━━━━━ Study material ━━━━━
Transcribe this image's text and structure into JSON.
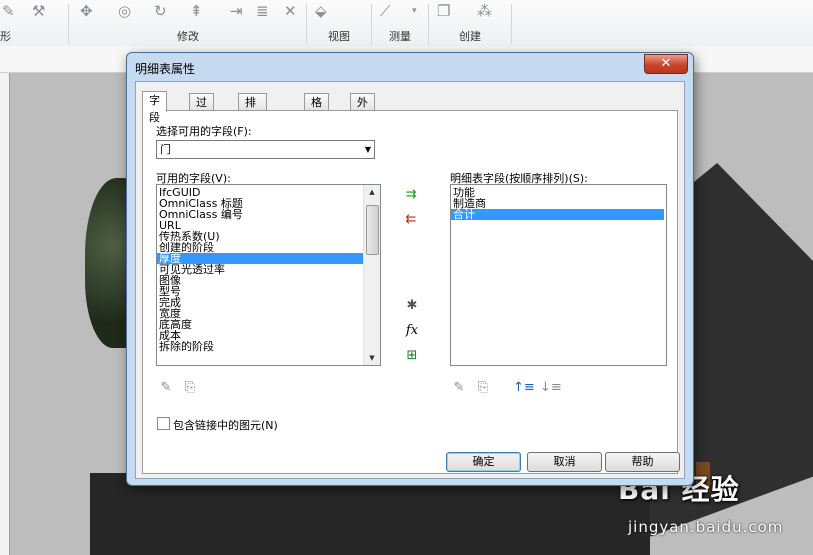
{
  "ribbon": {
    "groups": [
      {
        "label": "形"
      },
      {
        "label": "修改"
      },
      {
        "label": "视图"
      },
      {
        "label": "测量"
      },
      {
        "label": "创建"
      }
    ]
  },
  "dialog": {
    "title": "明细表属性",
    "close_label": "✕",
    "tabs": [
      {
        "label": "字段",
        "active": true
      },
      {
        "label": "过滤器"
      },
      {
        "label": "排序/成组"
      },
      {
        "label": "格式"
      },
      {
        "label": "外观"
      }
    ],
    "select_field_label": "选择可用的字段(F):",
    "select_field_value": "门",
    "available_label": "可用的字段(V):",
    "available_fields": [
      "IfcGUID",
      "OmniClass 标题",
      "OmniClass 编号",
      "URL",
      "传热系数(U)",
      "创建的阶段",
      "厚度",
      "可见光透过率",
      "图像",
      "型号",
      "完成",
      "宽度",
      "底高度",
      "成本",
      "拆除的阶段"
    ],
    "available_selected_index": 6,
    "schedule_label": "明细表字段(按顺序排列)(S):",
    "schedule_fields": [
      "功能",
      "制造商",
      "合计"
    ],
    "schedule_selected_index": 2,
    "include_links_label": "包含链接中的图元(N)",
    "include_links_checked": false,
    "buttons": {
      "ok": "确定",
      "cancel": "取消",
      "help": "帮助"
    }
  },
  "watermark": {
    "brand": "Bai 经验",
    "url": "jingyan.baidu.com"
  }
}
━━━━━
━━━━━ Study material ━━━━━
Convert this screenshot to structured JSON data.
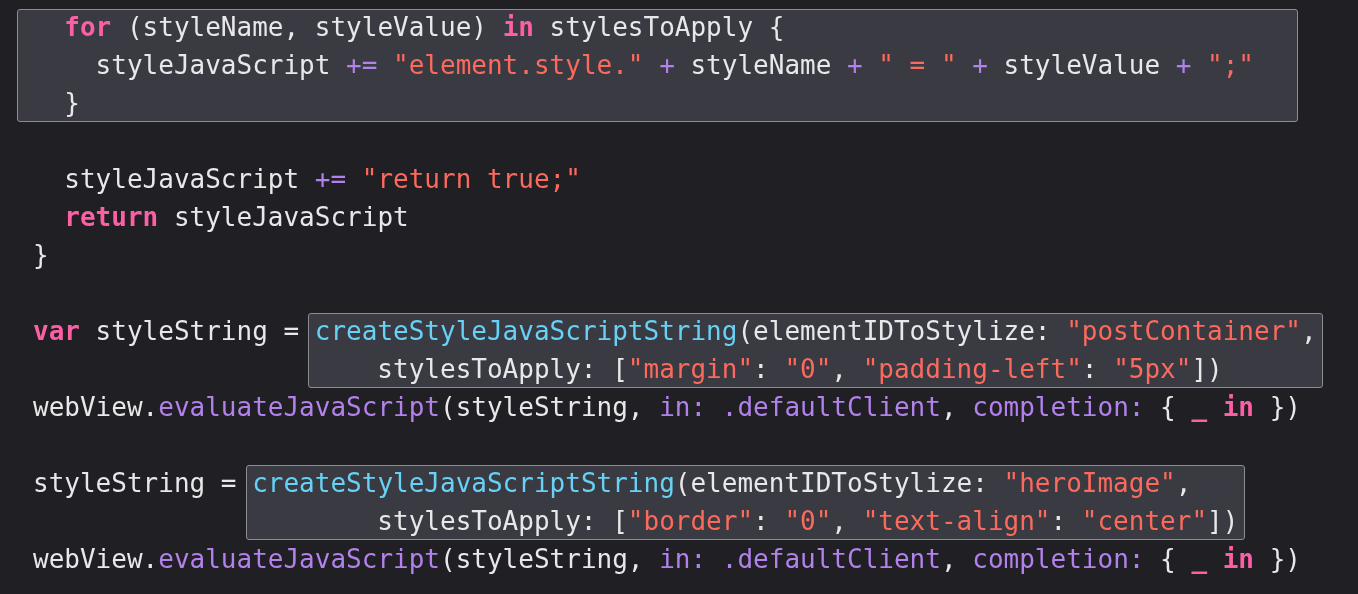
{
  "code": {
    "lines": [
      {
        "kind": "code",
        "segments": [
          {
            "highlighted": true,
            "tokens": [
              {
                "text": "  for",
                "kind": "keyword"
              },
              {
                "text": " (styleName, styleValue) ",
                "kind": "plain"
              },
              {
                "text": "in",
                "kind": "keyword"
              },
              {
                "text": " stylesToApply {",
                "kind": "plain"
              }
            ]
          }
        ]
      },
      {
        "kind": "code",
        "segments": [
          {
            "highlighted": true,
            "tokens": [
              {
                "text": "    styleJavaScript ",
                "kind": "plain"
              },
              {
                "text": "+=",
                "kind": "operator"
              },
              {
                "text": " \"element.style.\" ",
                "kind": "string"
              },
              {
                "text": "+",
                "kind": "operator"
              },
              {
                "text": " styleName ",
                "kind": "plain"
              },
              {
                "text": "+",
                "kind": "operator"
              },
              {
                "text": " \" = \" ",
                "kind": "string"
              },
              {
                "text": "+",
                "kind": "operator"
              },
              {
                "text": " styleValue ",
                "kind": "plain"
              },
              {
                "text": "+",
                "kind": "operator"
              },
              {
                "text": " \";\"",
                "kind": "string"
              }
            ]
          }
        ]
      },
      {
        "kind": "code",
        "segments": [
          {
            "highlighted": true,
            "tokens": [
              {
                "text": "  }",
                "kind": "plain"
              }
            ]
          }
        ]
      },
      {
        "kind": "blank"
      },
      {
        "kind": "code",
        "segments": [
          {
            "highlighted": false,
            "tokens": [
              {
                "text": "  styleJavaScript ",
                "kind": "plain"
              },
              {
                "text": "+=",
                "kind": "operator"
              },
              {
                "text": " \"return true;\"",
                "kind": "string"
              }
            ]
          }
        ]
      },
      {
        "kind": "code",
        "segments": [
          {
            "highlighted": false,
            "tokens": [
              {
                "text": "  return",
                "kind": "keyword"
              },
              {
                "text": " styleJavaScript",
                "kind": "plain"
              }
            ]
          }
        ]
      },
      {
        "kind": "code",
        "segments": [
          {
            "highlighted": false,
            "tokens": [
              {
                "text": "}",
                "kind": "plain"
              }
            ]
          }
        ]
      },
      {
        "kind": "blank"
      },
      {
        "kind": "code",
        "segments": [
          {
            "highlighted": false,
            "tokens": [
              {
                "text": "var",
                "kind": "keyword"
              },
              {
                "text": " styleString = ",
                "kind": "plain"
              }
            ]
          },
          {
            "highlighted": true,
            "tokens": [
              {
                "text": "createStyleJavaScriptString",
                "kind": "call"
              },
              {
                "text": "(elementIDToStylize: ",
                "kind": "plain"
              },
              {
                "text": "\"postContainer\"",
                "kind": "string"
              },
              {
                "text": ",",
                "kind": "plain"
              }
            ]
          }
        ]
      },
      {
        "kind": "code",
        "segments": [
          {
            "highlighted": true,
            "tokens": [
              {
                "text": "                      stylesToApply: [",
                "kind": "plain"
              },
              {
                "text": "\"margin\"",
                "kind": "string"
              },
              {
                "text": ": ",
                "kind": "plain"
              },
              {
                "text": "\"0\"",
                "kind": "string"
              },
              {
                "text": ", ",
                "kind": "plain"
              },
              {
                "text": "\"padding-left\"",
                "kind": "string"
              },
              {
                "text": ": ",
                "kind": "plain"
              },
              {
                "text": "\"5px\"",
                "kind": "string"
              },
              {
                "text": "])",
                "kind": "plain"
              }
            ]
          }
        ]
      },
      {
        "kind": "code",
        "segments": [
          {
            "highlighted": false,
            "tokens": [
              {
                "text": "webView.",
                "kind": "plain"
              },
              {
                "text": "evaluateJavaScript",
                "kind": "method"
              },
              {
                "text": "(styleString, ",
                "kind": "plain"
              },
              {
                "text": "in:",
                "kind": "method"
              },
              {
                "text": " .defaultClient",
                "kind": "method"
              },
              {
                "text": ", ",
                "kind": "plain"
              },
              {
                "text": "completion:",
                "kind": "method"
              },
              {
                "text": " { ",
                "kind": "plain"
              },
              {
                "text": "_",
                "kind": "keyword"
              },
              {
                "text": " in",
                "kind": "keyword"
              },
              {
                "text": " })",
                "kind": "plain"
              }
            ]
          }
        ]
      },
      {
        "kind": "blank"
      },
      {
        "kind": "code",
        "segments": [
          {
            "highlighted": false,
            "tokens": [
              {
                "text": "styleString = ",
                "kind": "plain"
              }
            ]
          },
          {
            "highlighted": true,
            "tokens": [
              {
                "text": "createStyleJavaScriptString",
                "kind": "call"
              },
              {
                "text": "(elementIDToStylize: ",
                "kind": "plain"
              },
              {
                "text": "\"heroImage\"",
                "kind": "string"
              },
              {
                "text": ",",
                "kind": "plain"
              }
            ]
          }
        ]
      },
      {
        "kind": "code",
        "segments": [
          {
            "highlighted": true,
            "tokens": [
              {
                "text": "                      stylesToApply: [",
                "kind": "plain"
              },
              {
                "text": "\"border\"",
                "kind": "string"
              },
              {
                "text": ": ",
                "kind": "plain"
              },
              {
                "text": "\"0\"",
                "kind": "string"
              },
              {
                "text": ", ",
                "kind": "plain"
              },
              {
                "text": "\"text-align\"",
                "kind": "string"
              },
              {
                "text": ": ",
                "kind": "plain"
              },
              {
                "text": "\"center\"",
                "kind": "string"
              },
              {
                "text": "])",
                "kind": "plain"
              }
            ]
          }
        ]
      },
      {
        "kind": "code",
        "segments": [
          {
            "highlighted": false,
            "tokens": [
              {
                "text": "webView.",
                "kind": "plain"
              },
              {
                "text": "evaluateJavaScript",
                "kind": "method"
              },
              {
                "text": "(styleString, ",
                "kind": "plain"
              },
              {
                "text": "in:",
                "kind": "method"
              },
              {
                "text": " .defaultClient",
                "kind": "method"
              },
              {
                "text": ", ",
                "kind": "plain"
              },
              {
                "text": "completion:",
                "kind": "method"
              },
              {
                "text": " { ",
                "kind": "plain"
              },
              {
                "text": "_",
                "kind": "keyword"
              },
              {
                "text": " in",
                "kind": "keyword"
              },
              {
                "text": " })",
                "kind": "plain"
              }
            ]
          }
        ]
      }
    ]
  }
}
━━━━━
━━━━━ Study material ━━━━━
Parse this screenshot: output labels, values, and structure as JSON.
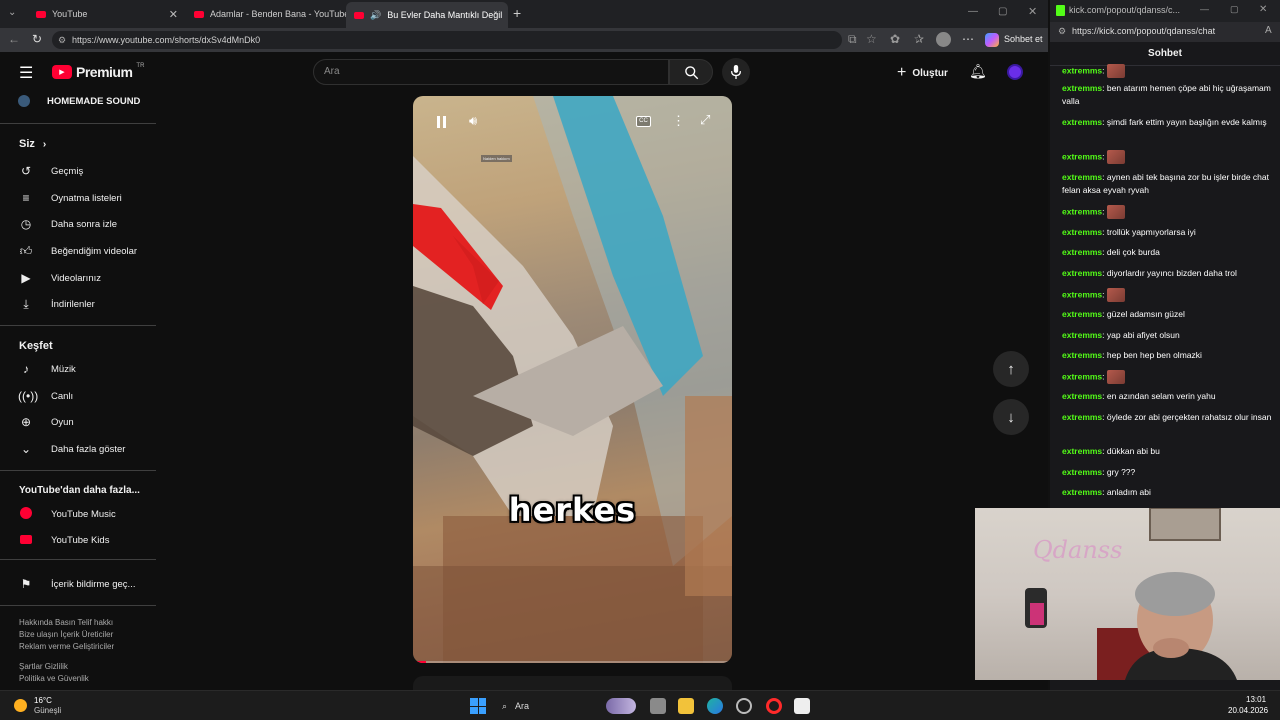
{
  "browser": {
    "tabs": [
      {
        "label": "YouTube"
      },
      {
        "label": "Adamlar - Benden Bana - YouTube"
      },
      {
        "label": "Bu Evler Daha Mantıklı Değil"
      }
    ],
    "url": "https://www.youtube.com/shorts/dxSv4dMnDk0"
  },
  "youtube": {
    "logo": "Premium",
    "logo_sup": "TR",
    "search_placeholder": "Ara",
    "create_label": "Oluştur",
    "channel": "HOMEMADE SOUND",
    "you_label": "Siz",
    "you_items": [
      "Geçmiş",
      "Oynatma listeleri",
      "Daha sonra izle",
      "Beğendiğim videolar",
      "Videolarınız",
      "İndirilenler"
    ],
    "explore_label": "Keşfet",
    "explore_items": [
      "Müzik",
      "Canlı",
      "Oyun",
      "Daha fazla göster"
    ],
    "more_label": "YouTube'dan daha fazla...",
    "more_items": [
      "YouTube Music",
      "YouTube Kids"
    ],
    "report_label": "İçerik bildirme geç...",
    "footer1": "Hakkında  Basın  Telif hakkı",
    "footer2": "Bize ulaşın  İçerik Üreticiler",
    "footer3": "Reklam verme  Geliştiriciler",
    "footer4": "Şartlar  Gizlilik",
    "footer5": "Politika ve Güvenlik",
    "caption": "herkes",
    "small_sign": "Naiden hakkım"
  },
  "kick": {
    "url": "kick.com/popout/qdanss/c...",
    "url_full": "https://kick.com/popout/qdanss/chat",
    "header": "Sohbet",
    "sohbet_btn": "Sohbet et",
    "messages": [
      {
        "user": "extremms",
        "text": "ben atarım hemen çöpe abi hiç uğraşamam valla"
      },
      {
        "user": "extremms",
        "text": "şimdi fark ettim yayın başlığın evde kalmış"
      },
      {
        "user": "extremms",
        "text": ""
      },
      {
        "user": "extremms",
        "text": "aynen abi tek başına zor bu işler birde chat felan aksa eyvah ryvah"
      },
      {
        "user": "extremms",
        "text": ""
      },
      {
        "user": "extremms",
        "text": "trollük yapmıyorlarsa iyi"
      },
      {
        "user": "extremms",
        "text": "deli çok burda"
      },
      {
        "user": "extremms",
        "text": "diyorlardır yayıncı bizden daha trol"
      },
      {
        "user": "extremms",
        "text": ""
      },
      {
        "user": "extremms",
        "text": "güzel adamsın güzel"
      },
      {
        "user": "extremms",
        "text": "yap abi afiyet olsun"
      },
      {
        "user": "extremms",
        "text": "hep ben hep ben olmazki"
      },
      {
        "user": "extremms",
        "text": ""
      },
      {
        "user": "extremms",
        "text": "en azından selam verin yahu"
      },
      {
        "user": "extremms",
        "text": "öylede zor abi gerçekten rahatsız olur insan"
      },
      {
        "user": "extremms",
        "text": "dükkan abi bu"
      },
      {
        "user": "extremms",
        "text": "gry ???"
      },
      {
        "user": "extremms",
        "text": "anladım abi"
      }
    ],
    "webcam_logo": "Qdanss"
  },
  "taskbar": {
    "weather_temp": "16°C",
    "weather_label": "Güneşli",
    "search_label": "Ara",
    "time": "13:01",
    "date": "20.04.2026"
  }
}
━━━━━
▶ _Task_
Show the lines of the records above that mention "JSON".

▶ _Task answer_
Transcribe this image's text and structure into JSON.
Convert this screenshot to structured JSON data.
Parse this screenshot: output labels, values, and structure as JSON.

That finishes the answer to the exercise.